How to attach lace locks to your sneakers

You may have learned how to tie your shoelaces when you were kindergarten.  But, tying your shoelaces during a transition from bike to run in a triathlon is very inefficient.  Lace Locks are an inexpensive and effective way to shave precious time off of your transition. Watch this quick video with step by step instructions in how to easily attach your lace locks to your running...

Our Physical Therapist

Physical Therapist Eric Kopp talks to our training group every season.  Read some highlights from past talks. Actively listen to your body. Anticipate injuries before they are produced. When you have an injury  switch gears to a different exercise that is not provocative. All tissues in the body react to stress and load differently. When the tissue load  demand is greater than the capacity of the tissue, injury occurs, it is that simple. You can choose to rest and wait to get better or continue to train at the same level. The symptoms that are generated by an injured tissue should have a pattern or expected pain pattern that reinforces this. If you can understand this concept, it makes sense to continue to actively condition just with less tissue load/demand/volume. We are all very often guilty of not continuing with active conditioning. REST  is very important for recuperation, but active  rest, meaning small doses of restitution exercise to facility tissue recovery, noursishment  and ultimately healing is how we want our patients and athletes to think. In other words, if I hurt my arm doing arm curls with a 50 lbs dumbbell and then wait two days to do the same weight and exercise again, it makes sense that I will re-injure the tissue. HOWEVER, If I chose simple exercises that condition the arm (for example, triceps pushdowns, lat pulldowns, seated rows, biceps curls with 10lbs pain free) with lighter weights and very high reps ( like 3 sets of 30-40), I will not re-injure my arm and I won’t lose any conditioning. DO NOT under estimate the spine to...

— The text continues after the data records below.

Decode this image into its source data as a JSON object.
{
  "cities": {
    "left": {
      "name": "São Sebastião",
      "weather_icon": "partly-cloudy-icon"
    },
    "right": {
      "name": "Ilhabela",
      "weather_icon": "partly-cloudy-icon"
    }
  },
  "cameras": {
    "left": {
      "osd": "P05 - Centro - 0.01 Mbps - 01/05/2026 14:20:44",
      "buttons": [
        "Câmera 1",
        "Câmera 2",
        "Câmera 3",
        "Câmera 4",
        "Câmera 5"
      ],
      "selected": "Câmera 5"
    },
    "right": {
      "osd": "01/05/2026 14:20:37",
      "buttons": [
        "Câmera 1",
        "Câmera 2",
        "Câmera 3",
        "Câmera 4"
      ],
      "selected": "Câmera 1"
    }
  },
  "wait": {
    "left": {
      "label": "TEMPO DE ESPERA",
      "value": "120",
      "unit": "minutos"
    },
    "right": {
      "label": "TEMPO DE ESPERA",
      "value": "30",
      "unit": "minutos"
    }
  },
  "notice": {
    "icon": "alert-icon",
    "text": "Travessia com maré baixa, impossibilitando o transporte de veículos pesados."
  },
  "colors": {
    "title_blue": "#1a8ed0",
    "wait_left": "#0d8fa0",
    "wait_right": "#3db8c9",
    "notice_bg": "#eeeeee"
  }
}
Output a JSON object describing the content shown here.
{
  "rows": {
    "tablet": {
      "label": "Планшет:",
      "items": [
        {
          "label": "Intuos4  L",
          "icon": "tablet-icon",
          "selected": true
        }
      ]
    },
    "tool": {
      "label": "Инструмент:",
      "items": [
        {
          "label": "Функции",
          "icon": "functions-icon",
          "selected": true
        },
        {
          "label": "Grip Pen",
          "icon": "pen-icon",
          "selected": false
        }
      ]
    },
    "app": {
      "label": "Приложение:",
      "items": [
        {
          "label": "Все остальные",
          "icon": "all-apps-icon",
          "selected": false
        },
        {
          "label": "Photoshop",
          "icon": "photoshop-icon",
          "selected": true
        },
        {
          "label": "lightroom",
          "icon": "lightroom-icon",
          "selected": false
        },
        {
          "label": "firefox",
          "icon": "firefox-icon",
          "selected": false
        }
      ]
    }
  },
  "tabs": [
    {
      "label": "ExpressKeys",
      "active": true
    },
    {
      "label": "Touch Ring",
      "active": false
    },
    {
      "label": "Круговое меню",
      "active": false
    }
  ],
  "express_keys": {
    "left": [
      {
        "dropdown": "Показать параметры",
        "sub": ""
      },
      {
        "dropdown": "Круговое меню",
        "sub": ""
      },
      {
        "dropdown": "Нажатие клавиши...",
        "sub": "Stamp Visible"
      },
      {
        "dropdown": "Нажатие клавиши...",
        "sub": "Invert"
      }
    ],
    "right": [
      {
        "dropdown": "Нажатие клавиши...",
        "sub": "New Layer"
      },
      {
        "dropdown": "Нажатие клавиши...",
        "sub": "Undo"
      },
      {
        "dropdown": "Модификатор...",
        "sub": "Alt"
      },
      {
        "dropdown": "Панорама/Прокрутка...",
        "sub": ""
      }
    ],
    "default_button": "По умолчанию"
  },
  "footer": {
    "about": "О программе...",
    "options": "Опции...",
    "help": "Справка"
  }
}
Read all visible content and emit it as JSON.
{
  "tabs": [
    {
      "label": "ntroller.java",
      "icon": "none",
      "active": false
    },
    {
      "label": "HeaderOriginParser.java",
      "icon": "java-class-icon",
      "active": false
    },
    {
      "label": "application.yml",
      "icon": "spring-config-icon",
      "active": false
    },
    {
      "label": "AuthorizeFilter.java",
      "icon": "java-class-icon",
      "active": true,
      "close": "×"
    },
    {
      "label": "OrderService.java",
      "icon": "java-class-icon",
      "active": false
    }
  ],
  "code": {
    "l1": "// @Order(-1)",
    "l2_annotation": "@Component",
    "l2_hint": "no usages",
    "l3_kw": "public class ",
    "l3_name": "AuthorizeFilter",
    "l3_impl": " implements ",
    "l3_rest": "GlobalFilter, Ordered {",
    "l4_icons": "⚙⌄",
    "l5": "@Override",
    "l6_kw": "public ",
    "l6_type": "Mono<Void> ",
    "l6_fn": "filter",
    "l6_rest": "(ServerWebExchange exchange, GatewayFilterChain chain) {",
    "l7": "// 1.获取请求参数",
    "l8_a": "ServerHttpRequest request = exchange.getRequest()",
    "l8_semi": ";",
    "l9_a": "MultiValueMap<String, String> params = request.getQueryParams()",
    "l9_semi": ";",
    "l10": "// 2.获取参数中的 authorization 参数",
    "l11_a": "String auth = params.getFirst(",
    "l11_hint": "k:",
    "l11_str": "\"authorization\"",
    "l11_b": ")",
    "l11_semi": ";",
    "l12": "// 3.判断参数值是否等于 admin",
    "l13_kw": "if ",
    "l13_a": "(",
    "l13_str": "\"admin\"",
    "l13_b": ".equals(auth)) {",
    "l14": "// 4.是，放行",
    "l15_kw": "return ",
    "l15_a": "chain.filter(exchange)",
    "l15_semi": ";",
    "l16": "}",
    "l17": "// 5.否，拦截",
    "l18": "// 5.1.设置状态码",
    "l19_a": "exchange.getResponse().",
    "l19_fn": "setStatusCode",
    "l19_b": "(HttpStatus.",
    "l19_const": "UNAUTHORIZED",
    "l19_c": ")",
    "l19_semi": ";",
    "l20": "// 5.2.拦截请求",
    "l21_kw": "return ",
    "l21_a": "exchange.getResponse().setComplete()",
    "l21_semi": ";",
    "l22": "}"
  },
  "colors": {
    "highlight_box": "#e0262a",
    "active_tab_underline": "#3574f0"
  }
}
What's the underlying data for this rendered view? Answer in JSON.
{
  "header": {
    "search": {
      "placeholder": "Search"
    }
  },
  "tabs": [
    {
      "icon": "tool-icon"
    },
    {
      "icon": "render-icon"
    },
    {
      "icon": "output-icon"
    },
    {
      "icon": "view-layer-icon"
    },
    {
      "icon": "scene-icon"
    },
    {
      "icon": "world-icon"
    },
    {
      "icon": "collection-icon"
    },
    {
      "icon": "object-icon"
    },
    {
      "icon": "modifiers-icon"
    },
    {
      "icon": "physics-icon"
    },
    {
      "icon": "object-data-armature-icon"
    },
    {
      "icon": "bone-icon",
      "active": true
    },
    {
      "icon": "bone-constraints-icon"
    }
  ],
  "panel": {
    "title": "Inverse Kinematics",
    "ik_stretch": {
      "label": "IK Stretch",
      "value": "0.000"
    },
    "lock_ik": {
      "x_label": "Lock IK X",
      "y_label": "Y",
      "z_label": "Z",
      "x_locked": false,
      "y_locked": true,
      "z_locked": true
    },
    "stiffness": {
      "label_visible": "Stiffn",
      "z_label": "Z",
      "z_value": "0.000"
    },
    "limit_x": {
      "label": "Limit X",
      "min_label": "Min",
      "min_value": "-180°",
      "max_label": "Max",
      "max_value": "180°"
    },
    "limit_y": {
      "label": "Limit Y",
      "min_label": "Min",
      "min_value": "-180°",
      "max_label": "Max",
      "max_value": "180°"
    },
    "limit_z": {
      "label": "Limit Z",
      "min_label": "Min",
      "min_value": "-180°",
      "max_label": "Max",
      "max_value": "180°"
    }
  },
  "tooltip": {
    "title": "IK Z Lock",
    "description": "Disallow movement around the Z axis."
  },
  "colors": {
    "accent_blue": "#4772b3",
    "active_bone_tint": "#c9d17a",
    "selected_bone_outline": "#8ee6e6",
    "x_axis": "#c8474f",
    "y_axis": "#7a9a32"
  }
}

You’re Never To OLD to try something NEW

Twenty years ago, I did first sprint triathlon as a part of a relay team.  This was so long ago, I don’t remember the names of my teammates.  I volunteered to do the bike portion.  Running and biking weren’t a problem for me, but I doubted I could survive (or even master) the open water swim. It took me three years to decide that I’d like to try doing a sprint distance triathlon alone. I signed up for swimming lessons, figuring I could use a refresher course. My goal was to survive the triathlon’s swim portion so I could get onto the biking and running.  The coach announced he was offering a triathlon training weekend.   Desperate to feel more comfortable swimming in open water, I signed up. I remember getting in the lake for the first time, knowing I was going to swim and not just splash around.  It was so dark and murky.  What was I thinking?  I swam very nervously, slowly picking up one arm and moving it forward over my head.  I was moving, but barely. And then something clicked.  During our pool workouts, our coach said, “Do not look down at the bottom of the pool.  Tilt your head up and keep your eyes looking forward at your hands.”  Until this moment, I never understood the point of this instruction.  In this cold, dark lake, the only thing I could see were my hands. Suddenly, his advice made perfect sense.  My hands were something I could see through the pea soup, something I could focus on and my anxiety level dropped.  I took another stroke,...